### DATA FOR PROCESSING
********************

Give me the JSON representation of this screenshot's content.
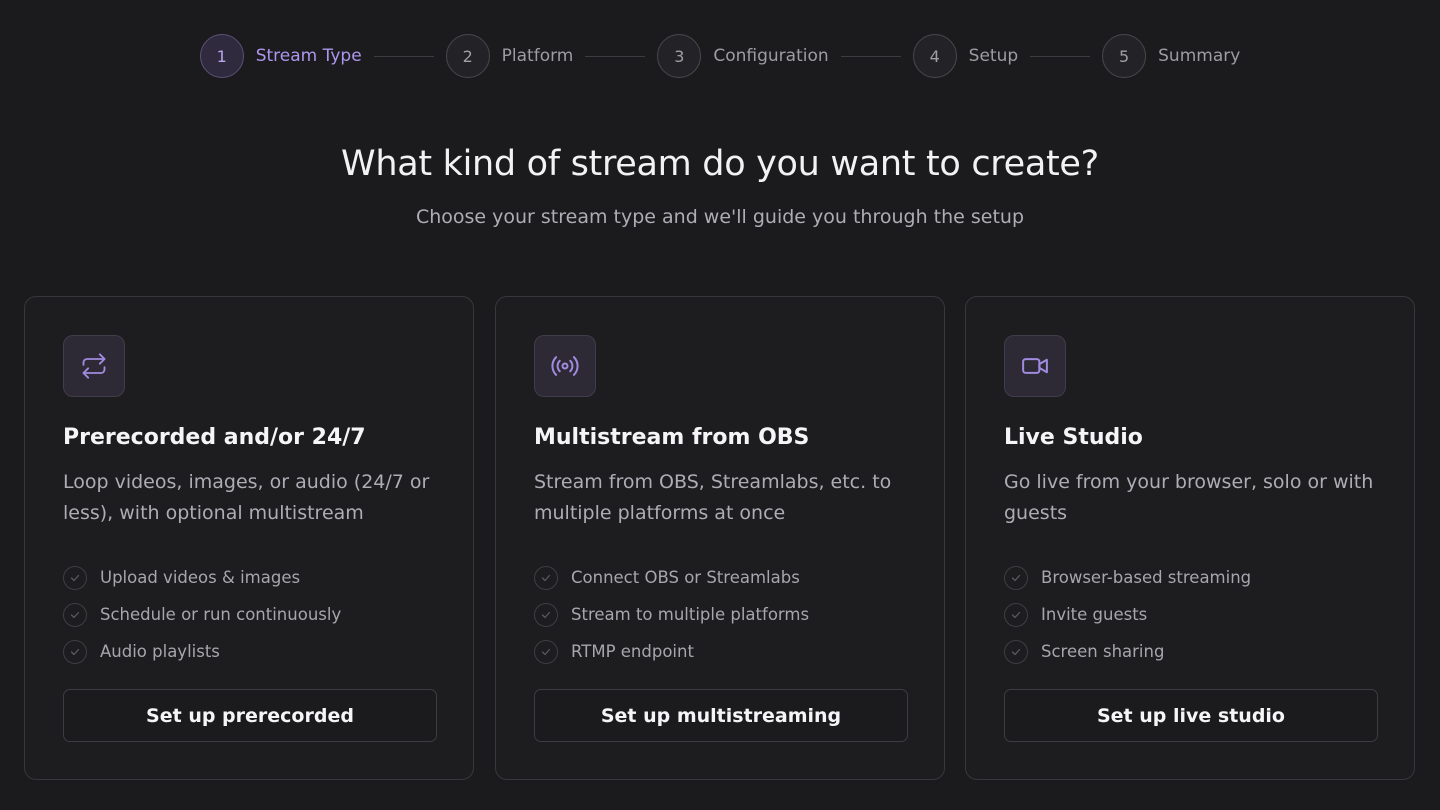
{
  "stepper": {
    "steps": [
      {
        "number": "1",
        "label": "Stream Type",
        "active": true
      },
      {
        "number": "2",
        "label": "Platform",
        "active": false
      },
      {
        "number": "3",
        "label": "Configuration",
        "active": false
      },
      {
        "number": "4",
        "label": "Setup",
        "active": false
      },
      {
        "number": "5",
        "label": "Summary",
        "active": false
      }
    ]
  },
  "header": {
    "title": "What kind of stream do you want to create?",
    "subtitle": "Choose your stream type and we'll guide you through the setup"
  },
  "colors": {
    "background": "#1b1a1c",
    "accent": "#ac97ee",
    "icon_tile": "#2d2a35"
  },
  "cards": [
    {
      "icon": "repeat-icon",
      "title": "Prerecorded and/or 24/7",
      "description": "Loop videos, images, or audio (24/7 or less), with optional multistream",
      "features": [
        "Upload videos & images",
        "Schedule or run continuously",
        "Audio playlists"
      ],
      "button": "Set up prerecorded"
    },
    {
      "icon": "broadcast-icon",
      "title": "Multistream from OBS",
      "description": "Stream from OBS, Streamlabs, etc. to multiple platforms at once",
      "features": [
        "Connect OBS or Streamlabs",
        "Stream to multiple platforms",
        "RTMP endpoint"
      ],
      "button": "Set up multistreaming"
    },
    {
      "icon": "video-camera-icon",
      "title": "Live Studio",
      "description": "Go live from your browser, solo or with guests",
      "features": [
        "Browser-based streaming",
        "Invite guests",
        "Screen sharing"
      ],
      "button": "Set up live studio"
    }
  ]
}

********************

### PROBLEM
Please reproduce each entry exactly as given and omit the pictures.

### ANSWER SPACE
Give me the JSON representation of this screenshot's content.
{
  "stepper": {
    "steps": [
      {
        "number": "1",
        "label": "Stream Type",
        "active": true
      },
      {
        "number": "2",
        "label": "Platform",
        "active": false
      },
      {
        "number": "3",
        "label": "Configuration",
        "active": false
      },
      {
        "number": "4",
        "label": "Setup",
        "active": false
      },
      {
        "number": "5",
        "label": "Summary",
        "active": false
      }
    ]
  },
  "header": {
    "title": "What kind of stream do you want to create?",
    "subtitle": "Choose your stream type and we'll guide you through the setup"
  },
  "colors": {
    "background": "#1b1a1c",
    "accent": "#ac97ee",
    "icon_tile": "#2d2a35"
  },
  "cards": [
    {
      "icon": "repeat-icon",
      "title": "Prerecorded and/or 24/7",
      "description": "Loop videos, images, or audio (24/7 or less), with optional multistream",
      "features": [
        "Upload videos & images",
        "Schedule or run continuously",
        "Audio playlists"
      ],
      "button": "Set up prerecorded"
    },
    {
      "icon": "broadcast-icon",
      "title": "Multistream from OBS",
      "description": "Stream from OBS, Streamlabs, etc. to multiple platforms at once",
      "features": [
        "Connect OBS or Streamlabs",
        "Stream to multiple platforms",
        "RTMP endpoint"
      ],
      "button": "Set up multistreaming"
    },
    {
      "icon": "video-camera-icon",
      "title": "Live Studio",
      "description": "Go live from your browser, solo or with guests",
      "features": [
        "Browser-based streaming",
        "Invite guests",
        "Screen sharing"
      ],
      "button": "Set up live studio"
    }
  ]
}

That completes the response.